BEGIN DATA SECTION
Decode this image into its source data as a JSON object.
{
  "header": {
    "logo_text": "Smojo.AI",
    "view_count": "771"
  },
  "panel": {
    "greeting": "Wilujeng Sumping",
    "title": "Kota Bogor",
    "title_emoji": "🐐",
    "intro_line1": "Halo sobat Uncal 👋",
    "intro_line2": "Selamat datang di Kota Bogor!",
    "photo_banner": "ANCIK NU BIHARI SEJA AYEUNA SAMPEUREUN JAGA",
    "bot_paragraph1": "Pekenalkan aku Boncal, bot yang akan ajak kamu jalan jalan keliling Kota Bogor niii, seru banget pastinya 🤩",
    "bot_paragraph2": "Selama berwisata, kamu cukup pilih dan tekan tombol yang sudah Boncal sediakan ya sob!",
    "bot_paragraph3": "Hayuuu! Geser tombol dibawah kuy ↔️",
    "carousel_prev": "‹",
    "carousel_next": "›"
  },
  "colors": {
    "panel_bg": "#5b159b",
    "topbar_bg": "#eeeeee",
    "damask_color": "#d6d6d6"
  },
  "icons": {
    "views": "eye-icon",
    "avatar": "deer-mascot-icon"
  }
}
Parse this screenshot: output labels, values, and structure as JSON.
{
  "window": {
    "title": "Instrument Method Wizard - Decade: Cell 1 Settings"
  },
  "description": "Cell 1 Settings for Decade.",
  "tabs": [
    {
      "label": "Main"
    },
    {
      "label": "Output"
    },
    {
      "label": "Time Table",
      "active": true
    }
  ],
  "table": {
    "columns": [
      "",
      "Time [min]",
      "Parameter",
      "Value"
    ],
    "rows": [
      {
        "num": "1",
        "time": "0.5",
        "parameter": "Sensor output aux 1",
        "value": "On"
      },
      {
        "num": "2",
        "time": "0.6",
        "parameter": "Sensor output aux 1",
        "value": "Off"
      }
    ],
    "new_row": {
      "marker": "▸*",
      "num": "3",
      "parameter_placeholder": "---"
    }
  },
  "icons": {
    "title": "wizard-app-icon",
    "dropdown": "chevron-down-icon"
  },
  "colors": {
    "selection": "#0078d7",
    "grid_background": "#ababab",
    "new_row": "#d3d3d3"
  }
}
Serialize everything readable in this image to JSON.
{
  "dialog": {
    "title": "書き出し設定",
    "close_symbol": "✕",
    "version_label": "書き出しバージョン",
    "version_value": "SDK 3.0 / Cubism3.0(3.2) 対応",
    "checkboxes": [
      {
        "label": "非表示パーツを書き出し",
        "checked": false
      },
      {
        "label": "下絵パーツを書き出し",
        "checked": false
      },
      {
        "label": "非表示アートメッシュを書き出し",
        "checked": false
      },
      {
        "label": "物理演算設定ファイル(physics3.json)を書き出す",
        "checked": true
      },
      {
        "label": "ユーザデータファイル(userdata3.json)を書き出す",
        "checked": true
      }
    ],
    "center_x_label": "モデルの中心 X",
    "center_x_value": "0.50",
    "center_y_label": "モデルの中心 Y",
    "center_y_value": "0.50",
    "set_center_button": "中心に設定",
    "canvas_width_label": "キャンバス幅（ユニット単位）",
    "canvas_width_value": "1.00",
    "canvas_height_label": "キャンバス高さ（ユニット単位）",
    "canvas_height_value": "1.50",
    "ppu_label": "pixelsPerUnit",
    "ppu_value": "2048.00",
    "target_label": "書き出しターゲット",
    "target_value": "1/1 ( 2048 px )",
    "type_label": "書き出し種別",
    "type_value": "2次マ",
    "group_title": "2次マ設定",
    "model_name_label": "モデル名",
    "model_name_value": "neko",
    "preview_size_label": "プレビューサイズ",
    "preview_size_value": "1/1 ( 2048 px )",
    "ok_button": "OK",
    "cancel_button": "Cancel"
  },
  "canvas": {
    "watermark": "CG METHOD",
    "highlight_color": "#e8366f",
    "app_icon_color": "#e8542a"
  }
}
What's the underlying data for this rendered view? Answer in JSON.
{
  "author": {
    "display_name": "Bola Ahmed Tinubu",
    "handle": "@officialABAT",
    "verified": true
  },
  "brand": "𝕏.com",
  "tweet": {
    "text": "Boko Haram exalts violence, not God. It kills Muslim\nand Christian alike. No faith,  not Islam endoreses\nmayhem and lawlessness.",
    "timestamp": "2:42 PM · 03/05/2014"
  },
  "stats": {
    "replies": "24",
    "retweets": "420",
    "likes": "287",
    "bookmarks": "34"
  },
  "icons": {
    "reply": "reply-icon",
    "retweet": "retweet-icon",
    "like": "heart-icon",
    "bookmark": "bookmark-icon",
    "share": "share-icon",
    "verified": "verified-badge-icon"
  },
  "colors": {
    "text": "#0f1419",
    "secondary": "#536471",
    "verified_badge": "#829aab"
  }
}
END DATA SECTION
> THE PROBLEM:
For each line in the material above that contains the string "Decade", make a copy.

> TASK OUTPUT:
    "title": "Instrument Method Wizard - Decade: Cell 1 Settings"
  "description": "Cell 1 Settings for Decade.",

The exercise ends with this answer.